Corn and soybeans drive the agricultural economy of Delmarva, a peninsula composed of the coastal shores of Maryland, Delaware and Virginia. But the farmland on which those grains are grown is at risk. Saltwater is seeping into the soil, leaving it unproductive and unprofitable. Slowly, it appears Delmarva farmland is turning into marshland, and similar stories are playing out across other coastal lands.
“I’ve been trying a little bit of everything to get (crops) to grow … but I’m not having a whole lot of luck,” said Larry Beauchamp, a farmland manager who shared his efforts to restore an abandoned, salt-ladened plot of land in Somerset County, Maryland, in a story from the University of Maryland’s Harry R. Hughes Center for Agro-Ecology.
“It’s unbelievable how much of a difference there is [from 30 years ago],” Beauchamp continued. “Now it just seems like it’s accelerating, and I don’t know what the answer is.”
Researchers at the Hughes Center, University of Maryland Agroecology Lab, the University of Delaware and George Washington University are collecting data on plant and soil health in salt-impacted fields to develop best management strategies for farmers and landowners.
So far, the researchers’ biggest piece of advice to farmers is to switch from corn to more salt-tolerant crops, like soybean, barley and sorghum. The growing conditions are still not ideal, though, and farmers often choose to cut their losses and move to different fields.
The question remains, how widespread is the saltwater intrusion issue? To find out, researchers have reviewed hundreds of aerial and satellite images. They are getting a better, overhead look at saltwater intrusion in Delmarva and how much it costs.
Their findings, “The spread and cost of saltwater intrusion in the US Mid-Atlantic,” published in Nature Sustainability, were concerning.
Visible salt patches nearly doubled from 2011 to 2017, but those aren’t the only parts of field affected. The effects of high salinity are seen hundreds of meters beyond those obvious salt zones.

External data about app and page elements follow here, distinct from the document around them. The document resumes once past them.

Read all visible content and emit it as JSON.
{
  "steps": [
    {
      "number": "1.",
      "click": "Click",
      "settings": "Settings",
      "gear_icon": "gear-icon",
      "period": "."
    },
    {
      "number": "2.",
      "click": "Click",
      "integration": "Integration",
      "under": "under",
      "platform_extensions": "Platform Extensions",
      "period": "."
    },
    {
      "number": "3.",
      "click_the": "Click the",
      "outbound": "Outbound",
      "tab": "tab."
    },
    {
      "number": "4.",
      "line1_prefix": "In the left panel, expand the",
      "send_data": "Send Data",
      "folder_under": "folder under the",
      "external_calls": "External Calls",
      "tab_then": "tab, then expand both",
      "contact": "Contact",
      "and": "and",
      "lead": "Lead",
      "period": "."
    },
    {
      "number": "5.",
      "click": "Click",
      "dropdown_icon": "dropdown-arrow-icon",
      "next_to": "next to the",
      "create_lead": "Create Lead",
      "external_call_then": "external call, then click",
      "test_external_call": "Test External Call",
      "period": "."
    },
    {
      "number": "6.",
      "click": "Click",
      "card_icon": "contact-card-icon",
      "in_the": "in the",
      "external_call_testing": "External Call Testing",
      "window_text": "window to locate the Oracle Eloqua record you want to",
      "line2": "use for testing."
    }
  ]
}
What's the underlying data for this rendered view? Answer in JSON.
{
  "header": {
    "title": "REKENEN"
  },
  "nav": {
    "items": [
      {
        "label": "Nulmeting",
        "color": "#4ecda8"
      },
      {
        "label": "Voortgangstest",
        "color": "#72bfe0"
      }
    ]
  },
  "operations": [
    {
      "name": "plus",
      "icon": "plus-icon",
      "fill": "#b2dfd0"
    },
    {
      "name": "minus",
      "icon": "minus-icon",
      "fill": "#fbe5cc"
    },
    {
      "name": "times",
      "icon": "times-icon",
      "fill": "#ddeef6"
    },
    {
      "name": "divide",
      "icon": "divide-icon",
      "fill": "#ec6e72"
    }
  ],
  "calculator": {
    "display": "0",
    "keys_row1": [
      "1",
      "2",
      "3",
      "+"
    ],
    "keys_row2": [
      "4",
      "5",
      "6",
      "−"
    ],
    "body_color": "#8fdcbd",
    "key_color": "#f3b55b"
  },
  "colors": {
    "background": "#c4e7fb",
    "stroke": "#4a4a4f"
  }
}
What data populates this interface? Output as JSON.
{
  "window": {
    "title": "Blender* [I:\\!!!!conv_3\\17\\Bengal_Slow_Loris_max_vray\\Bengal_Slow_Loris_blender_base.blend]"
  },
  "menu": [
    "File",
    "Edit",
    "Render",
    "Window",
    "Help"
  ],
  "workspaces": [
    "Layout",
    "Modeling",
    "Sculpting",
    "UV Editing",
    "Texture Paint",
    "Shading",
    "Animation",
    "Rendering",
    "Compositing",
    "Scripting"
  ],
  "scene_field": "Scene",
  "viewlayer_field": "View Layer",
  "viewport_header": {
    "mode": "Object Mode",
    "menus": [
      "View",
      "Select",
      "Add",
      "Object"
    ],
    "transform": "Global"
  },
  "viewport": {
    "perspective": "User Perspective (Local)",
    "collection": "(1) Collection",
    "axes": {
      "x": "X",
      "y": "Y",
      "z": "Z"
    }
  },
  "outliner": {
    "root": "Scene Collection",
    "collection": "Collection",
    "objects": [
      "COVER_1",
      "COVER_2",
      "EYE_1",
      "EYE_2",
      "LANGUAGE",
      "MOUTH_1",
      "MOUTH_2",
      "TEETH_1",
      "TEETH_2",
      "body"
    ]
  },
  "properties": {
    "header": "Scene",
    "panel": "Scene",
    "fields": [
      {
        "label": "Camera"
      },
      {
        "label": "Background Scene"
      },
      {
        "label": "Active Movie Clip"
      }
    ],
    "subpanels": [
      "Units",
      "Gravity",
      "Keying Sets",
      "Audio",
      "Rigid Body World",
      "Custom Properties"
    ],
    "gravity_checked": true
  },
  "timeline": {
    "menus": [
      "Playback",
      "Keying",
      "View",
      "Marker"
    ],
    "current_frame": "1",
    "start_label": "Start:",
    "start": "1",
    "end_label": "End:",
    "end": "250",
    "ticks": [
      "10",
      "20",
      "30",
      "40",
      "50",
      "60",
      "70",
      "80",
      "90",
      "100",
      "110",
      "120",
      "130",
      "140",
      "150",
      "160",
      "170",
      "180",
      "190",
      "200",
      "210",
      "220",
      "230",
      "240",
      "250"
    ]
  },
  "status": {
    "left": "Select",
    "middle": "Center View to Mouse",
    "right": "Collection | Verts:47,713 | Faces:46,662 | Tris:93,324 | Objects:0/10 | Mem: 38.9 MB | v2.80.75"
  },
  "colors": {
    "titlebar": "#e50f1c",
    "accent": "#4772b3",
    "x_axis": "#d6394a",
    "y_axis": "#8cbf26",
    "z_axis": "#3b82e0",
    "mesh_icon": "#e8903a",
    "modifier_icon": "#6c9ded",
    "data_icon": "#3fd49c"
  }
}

From 2011 to 2017, the amount of farmland within 200 meters of visible salt patches also rose, between 68% in Delaware and 93% in Maryland. Researchers estimate annual economic losses of between $39.4 million under 100% soybean and $107.5 million under 100% corn production, on the basis of assumed 100% profit loss in at-risk farmlands within 200 meters of salt patches in 2016-2017.
“This project pairs field data on soil salinity with geospatial data to help us better understand the extent of saltwater intrusion in the Delmarva,” says Kate Tully, associate professor of agroecology at the University of Maryland, who contributed to the study. “Saltwater intrusion often happens in advance of sea level rise, which is why we call it ‘the invisible flood.’ This research is the first visualization of this often invisible symptom of climate change.”
Researchers are advocating for policy that would give farmers short- and long-term solutions.
In the short-term, Pinki Mondal, Ph.D., assistant professor at University of Delaware and lead researcher on the project, says reducing farm inputs, adding gypsum, crop insurance and planting salt-tolerant crops could help farmers maintain their profits. Eventually, though, these short-term solutions will prove unsustainable. These farmlands will be lost.
Long-term, Mondal suggests letting the land do what it will do: convert to marshland. If controlled conversion to marsh is allowed, it could create wildlife habitat and provide a buffer that protects productive farmland against further soil salinization.
Farmer needs must be considered, whatever the next step. This kind of science-based, farmer-focused research is absolutely critical for helping farmers address the challenges they face today and giving them insight into issues they should expect to face in the future.
The researchers have shared their datasets through a public repository and a web-based/mobile app to be “used for crafting new incentive programs for the landowners who need them most in this rapidly changing coastal landscape,” Mondal says.
Solutions from the Land hopes policymakers and farmer organizations take advantage of this research to inform their programs and policies for farmers dealing with saltwater intrusion.